But even today, she is a delight to some ladies in the neighborhood. I occasionally bring her to a nearby sari-sari store to chat with the store owner who endearingly calls her "Mommy." She needs go out and mix, I guess, to revitalize her sharpness. She remains the crowd favorite and the "life of the party" in our surroundings. She has a way with words, and she can still exchange smart dialogues with younger ladies beside her. But in church, fewer and fewer people notice her. Maybe because she lost her congeniality. She became laid back and silent in the church. But in occasions, she manages to answer back as the pastor speaks, and still have a strong hand in clapping through the "welcome song". Once in a while, she remarks aloud, "Amen!" Several years back, she has been a very popular woman in women's inter-church fellowships and rallies which she regularly attends. She can join every parlor game and never fails to bring home something for her feats. One time, she brought home a sash which has a caption "Miss Friendship" on it:. She wins in most games and shines in role play skits.
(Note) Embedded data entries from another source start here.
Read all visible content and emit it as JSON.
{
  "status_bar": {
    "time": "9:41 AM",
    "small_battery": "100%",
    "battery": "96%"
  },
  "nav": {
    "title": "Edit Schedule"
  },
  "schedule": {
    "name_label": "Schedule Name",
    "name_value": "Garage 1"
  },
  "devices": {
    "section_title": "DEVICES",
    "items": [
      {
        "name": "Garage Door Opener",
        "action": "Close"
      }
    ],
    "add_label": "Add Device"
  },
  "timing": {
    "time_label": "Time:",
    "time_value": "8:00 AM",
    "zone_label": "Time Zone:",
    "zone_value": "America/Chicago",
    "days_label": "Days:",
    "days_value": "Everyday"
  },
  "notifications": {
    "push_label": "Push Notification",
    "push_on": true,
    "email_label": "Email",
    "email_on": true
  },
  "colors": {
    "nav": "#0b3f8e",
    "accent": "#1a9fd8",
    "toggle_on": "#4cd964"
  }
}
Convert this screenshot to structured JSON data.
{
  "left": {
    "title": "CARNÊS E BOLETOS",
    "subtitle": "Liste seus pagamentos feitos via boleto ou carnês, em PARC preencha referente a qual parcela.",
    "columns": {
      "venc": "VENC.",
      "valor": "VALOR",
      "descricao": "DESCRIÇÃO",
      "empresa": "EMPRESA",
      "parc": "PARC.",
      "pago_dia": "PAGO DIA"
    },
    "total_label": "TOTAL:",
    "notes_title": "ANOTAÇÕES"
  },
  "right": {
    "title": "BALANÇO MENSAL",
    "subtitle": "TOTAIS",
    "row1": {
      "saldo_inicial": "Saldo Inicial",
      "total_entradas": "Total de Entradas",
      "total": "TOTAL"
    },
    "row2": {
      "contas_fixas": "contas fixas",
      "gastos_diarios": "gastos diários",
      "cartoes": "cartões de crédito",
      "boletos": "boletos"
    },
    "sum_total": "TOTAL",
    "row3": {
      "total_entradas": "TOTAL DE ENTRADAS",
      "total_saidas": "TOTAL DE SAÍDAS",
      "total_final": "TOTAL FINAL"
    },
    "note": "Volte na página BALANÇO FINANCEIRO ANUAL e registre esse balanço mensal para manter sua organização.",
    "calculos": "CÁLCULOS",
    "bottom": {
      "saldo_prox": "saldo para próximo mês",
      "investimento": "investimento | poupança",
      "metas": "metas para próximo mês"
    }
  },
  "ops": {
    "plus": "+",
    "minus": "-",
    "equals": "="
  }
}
I am thankful that this lady store owner momentarily takes the time to chat with her and give her back rubs which she truly enjoys. After about two hours, she will be accompanied home in time for her afternoon glass of milk. And she goes back to her precious radio which delights her twenty-four-seven.
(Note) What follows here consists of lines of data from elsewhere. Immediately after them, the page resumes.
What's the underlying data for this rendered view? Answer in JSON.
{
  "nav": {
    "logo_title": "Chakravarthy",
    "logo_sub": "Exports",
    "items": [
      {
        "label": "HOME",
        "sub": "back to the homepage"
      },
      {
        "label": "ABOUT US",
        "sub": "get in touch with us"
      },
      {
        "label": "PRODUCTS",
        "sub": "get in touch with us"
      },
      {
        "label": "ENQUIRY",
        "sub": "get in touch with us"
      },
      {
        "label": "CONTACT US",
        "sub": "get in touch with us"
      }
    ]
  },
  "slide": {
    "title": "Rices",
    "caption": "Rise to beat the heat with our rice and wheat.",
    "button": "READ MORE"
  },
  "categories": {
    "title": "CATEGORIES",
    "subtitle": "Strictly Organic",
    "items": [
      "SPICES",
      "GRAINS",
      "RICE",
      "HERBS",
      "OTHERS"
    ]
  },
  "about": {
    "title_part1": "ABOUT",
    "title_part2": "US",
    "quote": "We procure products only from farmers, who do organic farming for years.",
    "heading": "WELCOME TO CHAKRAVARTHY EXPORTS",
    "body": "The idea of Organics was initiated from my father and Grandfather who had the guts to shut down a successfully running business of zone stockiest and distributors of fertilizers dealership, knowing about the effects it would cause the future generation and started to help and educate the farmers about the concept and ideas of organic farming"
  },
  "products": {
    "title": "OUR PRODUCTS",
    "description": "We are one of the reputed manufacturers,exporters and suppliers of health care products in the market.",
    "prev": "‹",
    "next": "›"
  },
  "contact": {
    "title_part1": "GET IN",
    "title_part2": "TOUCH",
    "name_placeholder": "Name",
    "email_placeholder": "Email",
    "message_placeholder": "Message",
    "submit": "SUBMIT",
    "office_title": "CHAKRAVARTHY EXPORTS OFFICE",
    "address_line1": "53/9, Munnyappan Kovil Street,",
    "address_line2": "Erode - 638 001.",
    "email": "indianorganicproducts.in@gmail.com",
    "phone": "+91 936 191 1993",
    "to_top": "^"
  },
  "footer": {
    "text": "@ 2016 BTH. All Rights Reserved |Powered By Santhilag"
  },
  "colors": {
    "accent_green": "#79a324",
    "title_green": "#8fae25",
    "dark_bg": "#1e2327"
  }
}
I am not complaining. It has been long due; the time to serve her. She had a full life lived. On this her mellowing days, I am her constant companion. Although we seldom talk during the day, I try to initiate conversations to let her feel that I always remain beside her. And she always requests to be given back rubs and massage. She can still take her bath alone though. I think that she will never allow herself to be totally dependent. And she finally learned to take things slowly. After many falls and bumps, I think she finally admitted that her heydays are over. She walks and moves more discreetly so as to avoid crashing on things in the house. She was used to fast paced lifestyle, when she was still able. There was a time she cannot admit, (without verbalizing) that she can't move as quickly as before. She drops and spills things, she bumps on doors and walls, and forgets where she last put her radio. Slowly though, she adjusted. Nowadays, her moves are calculated and slow but sadly she remains disoriented so she calls me many times during the day.

Once in a while she would call in the middle of the night and demands breakfast thinking it is already daytime. She sleeps a lot and everytime she awakes, she asks for a glass of milk. There were times we argue about the time. She always thinks it's breakfast time. Imagine, as I am about to sleep late, and I would hear her slowly walk in her room towards the door. When asked where she is heading, she would say, "prepare me a glassof milk", and asking me what day it is.

Reactions: 

0 comments